Susan Patsicostas
1 year ago
Reply to  Jake

The death penalty is not a deterrent. Banning assault weapons and making mental health treatment more assessable is. It sounds like the shooter may have had paranoid schizophrenia. He was most likely psychotic

Tama
Tama
1 year ago

My heart hurts for those whose loved ones were murdered yesterday. Praying for them much. May The LORD comfort them & draw them close. 🙏🙏🙏

vern
vern
1 year ago

It is certainly a tragedy, but it speaks to a bigger problem of the real why- after you peal back motives. The main stream media CNN and MSBC was quick to do their drive by reporting… A 21 year old white man kill 10. Now what we need the country to digest is not the race issues when there is none. We seem to have a fascination with being a “caring” person … we pick up signs to protest and we quickly jump to conclusions. Hate crimes against blacks, Asians, and King Sooper shoppers… It goes deeper. We are mean, we taunt kids in school for being different in any way. We think we can address the issue by removing bias in children’s books, by shaming antebellum parties by “burning books” that talk about the history of this country. We need to teach acceptance and recognition of the differences. Aurora is among some of the most diverse. I personally find it interesting and fun to celebrate other cultures. We are going to have alot more of that as immigrants (legal and otherwise) FLOOD into colo and Aurora. If you try to play a blame game… I am a victim you are a …… fill in the blank, we are forcing differences to be pointed out. And that means we target differences as bad. Kids are being taught being a Democrat is good/bad and so is the other side in converse. Where is the America of Justice and equality for all??? Gone. Schools think by making 2 plus 2 equal anything the kid answers makes us smart? No it makes us fools, and will lead to more ignorance. Just ask a high school student to make change… without their smart phone! New immigrants come into a country they know little about and learn a “made up history of prejudice” (now we can always do better)- and this gives them a picture of what “America the home of a mix of people” is? No it says TEAR IT DOWN. First learn, appreciate and THEN change. If you just tear it down no one is going to stand up to defend it, and ultimately we will have NOTHING worth being an American for!

Jason
Jason
1 year ago

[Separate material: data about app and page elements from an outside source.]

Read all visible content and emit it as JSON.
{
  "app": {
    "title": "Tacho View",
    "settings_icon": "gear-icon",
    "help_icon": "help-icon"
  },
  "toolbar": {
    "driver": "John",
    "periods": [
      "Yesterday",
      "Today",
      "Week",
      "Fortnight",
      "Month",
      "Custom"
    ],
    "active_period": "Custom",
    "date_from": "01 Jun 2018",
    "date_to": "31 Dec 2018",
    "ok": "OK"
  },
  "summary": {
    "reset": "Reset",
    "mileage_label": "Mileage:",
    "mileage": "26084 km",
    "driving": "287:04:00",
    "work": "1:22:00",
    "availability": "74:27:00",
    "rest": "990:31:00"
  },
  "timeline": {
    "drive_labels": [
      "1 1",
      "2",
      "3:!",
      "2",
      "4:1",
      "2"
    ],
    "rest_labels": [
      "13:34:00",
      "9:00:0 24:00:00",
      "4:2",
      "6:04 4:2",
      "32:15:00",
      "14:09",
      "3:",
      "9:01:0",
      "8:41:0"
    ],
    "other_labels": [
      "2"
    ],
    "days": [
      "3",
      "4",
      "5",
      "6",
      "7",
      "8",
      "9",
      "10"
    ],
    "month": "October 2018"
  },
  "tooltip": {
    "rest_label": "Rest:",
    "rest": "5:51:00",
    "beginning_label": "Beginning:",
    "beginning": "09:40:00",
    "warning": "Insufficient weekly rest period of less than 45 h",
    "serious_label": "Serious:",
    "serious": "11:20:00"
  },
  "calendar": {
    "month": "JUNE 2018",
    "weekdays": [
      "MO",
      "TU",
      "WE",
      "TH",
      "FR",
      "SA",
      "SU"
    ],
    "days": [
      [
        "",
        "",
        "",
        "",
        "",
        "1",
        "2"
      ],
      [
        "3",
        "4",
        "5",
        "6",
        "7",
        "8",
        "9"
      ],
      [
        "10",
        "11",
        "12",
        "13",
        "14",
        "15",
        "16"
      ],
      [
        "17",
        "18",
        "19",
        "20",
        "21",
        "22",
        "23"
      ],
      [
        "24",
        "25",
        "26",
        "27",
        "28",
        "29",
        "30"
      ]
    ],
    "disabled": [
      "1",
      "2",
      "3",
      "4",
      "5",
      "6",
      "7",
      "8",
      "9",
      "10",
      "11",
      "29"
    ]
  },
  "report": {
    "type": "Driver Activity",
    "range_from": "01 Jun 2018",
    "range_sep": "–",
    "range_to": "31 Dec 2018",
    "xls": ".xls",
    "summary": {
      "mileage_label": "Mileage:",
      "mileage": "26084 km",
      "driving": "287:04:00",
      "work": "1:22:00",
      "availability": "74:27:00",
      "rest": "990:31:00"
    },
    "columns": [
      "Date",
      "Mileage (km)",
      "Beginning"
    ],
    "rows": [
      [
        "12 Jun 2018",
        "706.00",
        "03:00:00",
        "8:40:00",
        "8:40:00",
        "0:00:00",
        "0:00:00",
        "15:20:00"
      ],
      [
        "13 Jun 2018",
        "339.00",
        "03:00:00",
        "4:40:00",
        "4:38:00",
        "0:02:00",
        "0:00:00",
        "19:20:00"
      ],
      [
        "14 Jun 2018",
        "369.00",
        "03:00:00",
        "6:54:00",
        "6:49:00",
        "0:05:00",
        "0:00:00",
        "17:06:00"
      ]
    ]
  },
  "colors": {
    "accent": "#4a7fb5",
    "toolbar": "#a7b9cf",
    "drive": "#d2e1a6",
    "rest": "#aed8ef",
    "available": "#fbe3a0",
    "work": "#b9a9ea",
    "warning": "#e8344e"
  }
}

All that was needed was a few armed men in vicinity . Body count wouldnt be 10. Makes me sick to my stomach how we strip could be heros of weapons and allow these guys to do this stuff. I say hand more weapons out and they will thinks twice . When people know %75 of people around them are armed this wouldnt happen like it does